---- Data in this exercise

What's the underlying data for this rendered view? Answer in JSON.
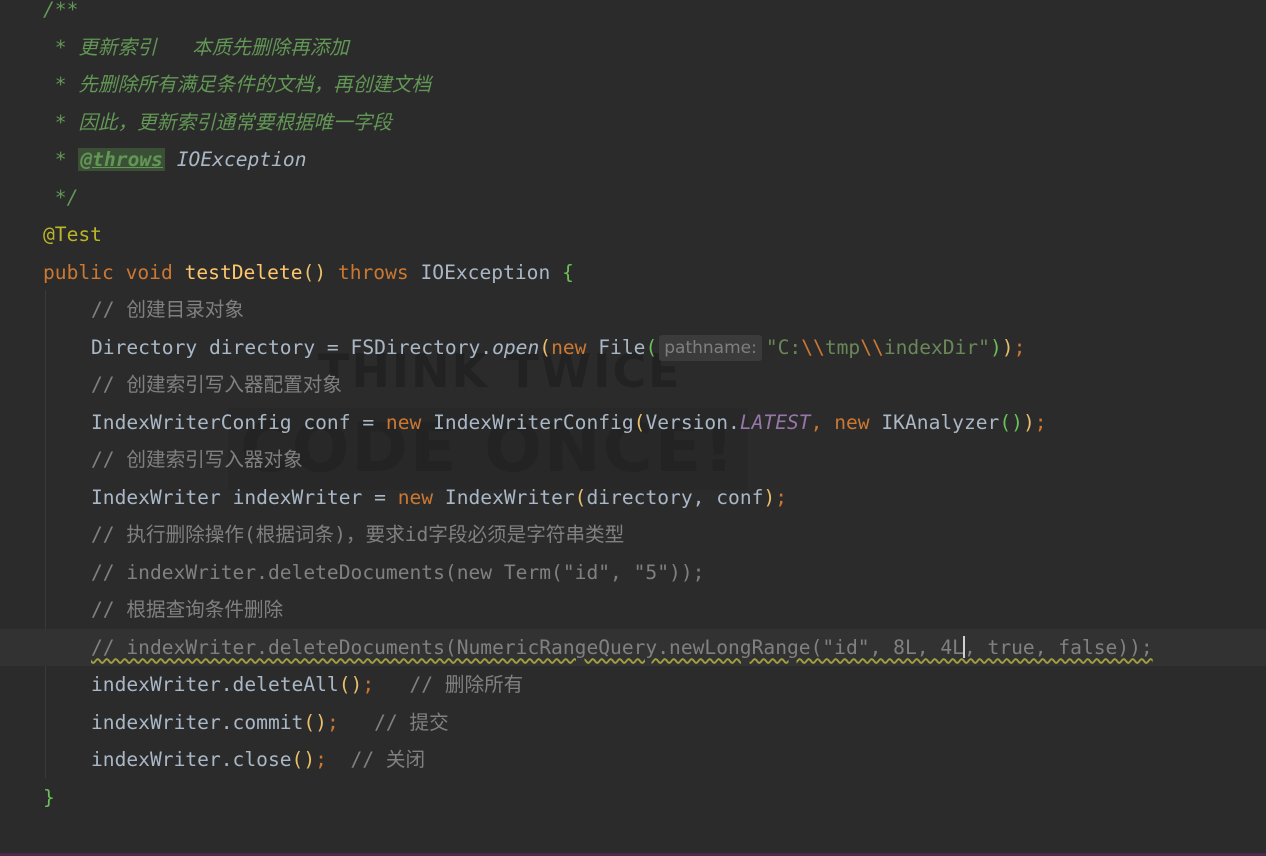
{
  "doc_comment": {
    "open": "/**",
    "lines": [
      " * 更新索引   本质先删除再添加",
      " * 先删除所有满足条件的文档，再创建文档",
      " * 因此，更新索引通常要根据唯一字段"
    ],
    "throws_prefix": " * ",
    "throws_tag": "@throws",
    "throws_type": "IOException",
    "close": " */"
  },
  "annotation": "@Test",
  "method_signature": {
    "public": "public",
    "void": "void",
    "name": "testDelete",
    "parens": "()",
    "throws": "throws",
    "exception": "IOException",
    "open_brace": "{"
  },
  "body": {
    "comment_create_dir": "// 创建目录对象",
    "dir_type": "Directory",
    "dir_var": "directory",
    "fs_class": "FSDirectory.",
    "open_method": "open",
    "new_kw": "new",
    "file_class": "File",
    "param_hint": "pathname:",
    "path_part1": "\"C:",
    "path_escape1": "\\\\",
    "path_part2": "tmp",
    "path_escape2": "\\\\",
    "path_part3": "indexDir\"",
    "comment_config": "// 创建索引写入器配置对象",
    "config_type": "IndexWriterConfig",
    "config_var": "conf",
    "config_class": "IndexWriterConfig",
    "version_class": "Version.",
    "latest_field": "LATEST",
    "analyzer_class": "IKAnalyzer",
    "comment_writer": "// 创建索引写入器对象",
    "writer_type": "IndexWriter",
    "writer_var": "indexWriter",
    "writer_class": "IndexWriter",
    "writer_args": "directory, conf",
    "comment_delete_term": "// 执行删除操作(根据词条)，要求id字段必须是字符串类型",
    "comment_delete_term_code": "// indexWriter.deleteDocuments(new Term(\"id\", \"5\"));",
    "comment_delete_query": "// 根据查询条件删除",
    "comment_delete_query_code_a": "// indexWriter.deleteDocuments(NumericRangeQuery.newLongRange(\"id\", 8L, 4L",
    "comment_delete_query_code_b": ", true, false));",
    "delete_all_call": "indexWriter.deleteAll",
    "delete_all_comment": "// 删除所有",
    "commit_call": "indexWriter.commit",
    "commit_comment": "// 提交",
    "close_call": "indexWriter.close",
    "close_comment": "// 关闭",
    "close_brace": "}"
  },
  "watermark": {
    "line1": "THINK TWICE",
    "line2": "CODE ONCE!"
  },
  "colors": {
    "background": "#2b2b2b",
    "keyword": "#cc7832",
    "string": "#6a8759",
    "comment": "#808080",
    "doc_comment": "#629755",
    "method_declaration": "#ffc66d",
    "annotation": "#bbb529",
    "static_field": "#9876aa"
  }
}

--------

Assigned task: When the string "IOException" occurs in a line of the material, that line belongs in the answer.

Completed task:
    "throws_type": "IOException",
    "exception": "IOException",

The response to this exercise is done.